━━━━━ DATA TO USE ━━━━━

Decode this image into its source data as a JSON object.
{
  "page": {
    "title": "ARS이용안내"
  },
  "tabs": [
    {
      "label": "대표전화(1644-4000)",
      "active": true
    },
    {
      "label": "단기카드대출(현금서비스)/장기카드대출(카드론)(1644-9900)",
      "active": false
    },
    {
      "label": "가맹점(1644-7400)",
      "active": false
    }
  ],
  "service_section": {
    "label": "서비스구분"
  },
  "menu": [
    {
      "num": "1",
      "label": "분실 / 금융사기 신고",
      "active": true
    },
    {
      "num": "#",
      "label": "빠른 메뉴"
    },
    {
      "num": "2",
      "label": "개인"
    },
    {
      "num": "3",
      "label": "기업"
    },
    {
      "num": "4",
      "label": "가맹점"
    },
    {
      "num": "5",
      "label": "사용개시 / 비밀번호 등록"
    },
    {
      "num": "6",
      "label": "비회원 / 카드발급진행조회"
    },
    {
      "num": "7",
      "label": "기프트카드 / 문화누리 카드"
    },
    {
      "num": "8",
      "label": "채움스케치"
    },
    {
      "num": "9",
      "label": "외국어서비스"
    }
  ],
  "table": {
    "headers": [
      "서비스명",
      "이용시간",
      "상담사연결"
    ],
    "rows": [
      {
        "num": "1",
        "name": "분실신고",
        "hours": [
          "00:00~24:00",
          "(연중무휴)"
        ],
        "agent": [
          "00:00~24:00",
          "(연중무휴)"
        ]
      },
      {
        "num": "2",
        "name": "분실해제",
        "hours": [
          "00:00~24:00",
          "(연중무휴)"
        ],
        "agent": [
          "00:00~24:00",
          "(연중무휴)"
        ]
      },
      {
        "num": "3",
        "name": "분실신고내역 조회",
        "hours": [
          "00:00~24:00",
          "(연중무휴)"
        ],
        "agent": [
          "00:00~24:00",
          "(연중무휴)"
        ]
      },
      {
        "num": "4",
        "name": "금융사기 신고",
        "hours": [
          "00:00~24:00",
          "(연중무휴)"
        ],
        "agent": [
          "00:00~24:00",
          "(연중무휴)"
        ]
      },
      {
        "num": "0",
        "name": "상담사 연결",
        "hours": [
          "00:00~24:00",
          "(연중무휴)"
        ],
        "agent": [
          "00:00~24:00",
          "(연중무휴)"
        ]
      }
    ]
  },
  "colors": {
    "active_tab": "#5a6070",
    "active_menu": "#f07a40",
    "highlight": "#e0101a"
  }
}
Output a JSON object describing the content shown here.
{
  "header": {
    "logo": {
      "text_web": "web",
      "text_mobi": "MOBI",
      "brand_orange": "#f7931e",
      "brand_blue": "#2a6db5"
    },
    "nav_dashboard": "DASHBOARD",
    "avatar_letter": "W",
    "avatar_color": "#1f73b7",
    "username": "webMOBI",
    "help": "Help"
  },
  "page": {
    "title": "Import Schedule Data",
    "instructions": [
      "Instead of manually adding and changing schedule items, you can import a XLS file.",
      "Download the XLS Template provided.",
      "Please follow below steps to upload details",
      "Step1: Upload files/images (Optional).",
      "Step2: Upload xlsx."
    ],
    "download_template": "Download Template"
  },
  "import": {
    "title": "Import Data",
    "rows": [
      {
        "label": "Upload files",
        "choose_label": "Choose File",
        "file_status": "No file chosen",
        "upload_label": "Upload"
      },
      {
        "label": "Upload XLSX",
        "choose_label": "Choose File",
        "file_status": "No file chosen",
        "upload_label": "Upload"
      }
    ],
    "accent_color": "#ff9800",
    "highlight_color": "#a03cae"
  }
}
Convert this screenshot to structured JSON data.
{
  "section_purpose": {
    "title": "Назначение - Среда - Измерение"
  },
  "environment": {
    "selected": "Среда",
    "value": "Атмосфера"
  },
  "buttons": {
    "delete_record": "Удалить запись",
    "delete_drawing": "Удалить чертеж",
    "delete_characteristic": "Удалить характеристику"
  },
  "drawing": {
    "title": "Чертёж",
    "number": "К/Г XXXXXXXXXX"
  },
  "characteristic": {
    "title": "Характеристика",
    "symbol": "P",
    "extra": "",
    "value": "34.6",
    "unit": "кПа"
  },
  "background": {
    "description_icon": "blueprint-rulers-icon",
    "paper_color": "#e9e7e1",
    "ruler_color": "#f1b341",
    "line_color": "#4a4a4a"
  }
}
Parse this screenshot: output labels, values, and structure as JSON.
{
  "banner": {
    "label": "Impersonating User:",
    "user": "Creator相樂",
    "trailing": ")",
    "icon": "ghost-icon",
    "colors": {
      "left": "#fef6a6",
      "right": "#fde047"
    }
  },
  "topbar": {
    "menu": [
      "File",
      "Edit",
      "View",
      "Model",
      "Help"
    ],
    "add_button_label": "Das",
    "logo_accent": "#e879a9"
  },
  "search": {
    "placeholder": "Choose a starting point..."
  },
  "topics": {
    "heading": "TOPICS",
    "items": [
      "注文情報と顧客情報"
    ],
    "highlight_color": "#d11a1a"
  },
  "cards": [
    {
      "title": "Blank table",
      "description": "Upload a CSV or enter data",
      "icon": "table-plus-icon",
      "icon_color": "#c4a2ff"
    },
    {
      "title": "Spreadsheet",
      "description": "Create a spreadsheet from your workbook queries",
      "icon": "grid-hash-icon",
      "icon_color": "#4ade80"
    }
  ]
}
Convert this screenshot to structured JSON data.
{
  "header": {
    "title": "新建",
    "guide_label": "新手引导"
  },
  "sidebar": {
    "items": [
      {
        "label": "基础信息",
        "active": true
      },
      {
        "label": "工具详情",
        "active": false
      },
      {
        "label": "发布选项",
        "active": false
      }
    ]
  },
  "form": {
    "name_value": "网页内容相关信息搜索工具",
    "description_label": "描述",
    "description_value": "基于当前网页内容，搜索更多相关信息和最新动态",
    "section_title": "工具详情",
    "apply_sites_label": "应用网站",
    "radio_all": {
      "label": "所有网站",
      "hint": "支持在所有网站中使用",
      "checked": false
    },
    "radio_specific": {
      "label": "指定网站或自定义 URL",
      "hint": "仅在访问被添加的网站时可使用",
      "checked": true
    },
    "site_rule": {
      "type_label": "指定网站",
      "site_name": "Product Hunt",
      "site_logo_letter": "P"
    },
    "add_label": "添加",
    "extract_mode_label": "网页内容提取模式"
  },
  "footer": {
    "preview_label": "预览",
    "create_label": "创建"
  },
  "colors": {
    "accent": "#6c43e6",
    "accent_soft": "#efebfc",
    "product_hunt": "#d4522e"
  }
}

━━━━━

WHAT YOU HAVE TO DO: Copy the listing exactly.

EXERCISE RESPONSE:
Decode this image into its source data as a JSON object.
{
  "page": {
    "title": "ARS이용안내"
  },
  "tabs": [
    {
      "label": "대표전화(1644-4000)",
      "active": true
    },
    {
      "label": "단기카드대출(현금서비스)/장기카드대출(카드론)(1644-9900)",
      "active": false
    },
    {
      "label": "가맹점(1644-7400)",
      "active": false
    }
  ],
  "service_section": {
    "label": "서비스구분"
  },
  "menu": [
    {
      "num": "1",
      "label": "분실 / 금융사기 신고",
      "active": true
    },
    {
      "num": "#",
      "label": "빠른 메뉴"
    },
    {
      "num": "2",
      "label": "개인"
    },
    {
      "num": "3",
      "label": "기업"
    },
    {
      "num": "4",
      "label": "가맹점"
    },
    {
      "num": "5",
      "label": "사용개시 / 비밀번호 등록"
    },
    {
      "num": "6",
      "label": "비회원 / 카드발급진행조회"
    },
    {
      "num": "7",
      "label": "기프트카드 / 문화누리 카드"
    },
    {
      "num": "8",
      "label": "채움스케치"
    },
    {
      "num": "9",
      "label": "외국어서비스"
    }
  ],
  "table": {
    "headers": [
      "서비스명",
      "이용시간",
      "상담사연결"
    ],
    "rows": [
      {
        "num": "1",
        "name": "분실신고",
        "hours": [
          "00:00~24:00",
          "(연중무휴)"
        ],
        "agent": [
          "00:00~24:00",
          "(연중무휴)"
        ]
      },
      {
        "num": "2",
        "name": "분실해제",
        "hours": [
          "00:00~24:00",
          "(연중무휴)"
        ],
        "agent": [
          "00:00~24:00",
          "(연중무휴)"
        ]
      },
      {
        "num": "3",
        "name": "분실신고내역 조회",
        "hours": [
          "00:00~24:00",
          "(연중무휴)"
        ],
        "agent": [
          "00:00~24:00",
          "(연중무휴)"
        ]
      },
      {
        "num": "4",
        "name": "금융사기 신고",
        "hours": [
          "00:00~24:00",
          "(연중무휴)"
        ],
        "agent": [
          "00:00~24:00",
          "(연중무휴)"
        ]
      },
      {
        "num": "0",
        "name": "상담사 연결",
        "hours": [
          "00:00~24:00",
          "(연중무휴)"
        ],
        "agent": [
          "00:00~24:00",
          "(연중무휴)"
        ]
      }
    ]
  },
  "colors": {
    "active_tab": "#5a6070",
    "active_menu": "#f07a40",
    "highlight": "#e0101a"
  }
}
Output a JSON object describing the content shown here.
{
  "header": {
    "logo": {
      "text_web": "web",
      "text_mobi": "MOBI",
      "brand_orange": "#f7931e",
      "brand_blue": "#2a6db5"
    },
    "nav_dashboard": "DASHBOARD",
    "avatar_letter": "W",
    "avatar_color": "#1f73b7",
    "username": "webMOBI",
    "help": "Help"
  },
  "page": {
    "title": "Import Schedule Data",
    "instructions": [
      "Instead of manually adding and changing schedule items, you can import a XLS file.",
      "Download the XLS Template provided.",
      "Please follow below steps to upload details",
      "Step1: Upload files/images (Optional).",
      "Step2: Upload xlsx."
    ],
    "download_template": "Download Template"
  },
  "import": {
    "title": "Import Data",
    "rows": [
      {
        "label": "Upload files",
        "choose_label": "Choose File",
        "file_status": "No file chosen",
        "upload_label": "Upload"
      },
      {
        "label": "Upload XLSX",
        "choose_label": "Choose File",
        "file_status": "No file chosen",
        "upload_label": "Upload"
      }
    ],
    "accent_color": "#ff9800",
    "highlight_color": "#a03cae"
  }
}
Convert this screenshot to structured JSON data.
{
  "section_purpose": {
    "title": "Назначение - Среда - Измерение"
  },
  "environment": {
    "selected": "Среда",
    "value": "Атмосфера"
  },
  "buttons": {
    "delete_record": "Удалить запись",
    "delete_drawing": "Удалить чертеж",
    "delete_characteristic": "Удалить характеристику"
  },
  "drawing": {
    "title": "Чертёж",
    "number": "К/Г XXXXXXXXXX"
  },
  "characteristic": {
    "title": "Характеристика",
    "symbol": "P",
    "extra": "",
    "value": "34.6",
    "unit": "кПа"
  },
  "background": {
    "description_icon": "blueprint-rulers-icon",
    "paper_color": "#e9e7e1",
    "ruler_color": "#f1b341",
    "line_color": "#4a4a4a"
  }
}
Parse this screenshot: output labels, values, and structure as JSON.
{
  "banner": {
    "label": "Impersonating User:",
    "user": "Creator相樂",
    "trailing": ")",
    "icon": "ghost-icon",
    "colors": {
      "left": "#fef6a6",
      "right": "#fde047"
    }
  },
  "topbar": {
    "menu": [
      "File",
      "Edit",
      "View",
      "Model",
      "Help"
    ],
    "add_button_label": "Das",
    "logo_accent": "#e879a9"
  },
  "search": {
    "placeholder": "Choose a starting point..."
  },
  "topics": {
    "heading": "TOPICS",
    "items": [
      "注文情報と顧客情報"
    ],
    "highlight_color": "#d11a1a"
  },
  "cards": [
    {
      "title": "Blank table",
      "description": "Upload a CSV or enter data",
      "icon": "table-plus-icon",
      "icon_color": "#c4a2ff"
    },
    {
      "title": "Spreadsheet",
      "description": "Create a spreadsheet from your workbook queries",
      "icon": "grid-hash-icon",
      "icon_color": "#4ade80"
    }
  ]
}
Convert this screenshot to structured JSON data.
{
  "header": {
    "title": "新建",
    "guide_label": "新手引导"
  },
  "sidebar": {
    "items": [
      {
        "label": "基础信息",
        "active": true
      },
      {
        "label": "工具详情",
        "active": false
      },
      {
        "label": "发布选项",
        "active": false
      }
    ]
  },
  "form": {
    "name_value": "网页内容相关信息搜索工具",
    "description_label": "描述",
    "description_value": "基于当前网页内容，搜索更多相关信息和最新动态",
    "section_title": "工具详情",
    "apply_sites_label": "应用网站",
    "radio_all": {
      "label": "所有网站",
      "hint": "支持在所有网站中使用",
      "checked": false
    },
    "radio_specific": {
      "label": "指定网站或自定义 URL",
      "hint": "仅在访问被添加的网站时可使用",
      "checked": true
    },
    "site_rule": {
      "type_label": "指定网站",
      "site_name": "Product Hunt",
      "site_logo_letter": "P"
    },
    "add_label": "添加",
    "extract_mode_label": "网页内容提取模式"
  },
  "footer": {
    "preview_label": "预览",
    "create_label": "创建"
  },
  "colors": {
    "accent": "#6c43e6",
    "accent_soft": "#efebfc",
    "product_hunt": "#d4522e"
  }
}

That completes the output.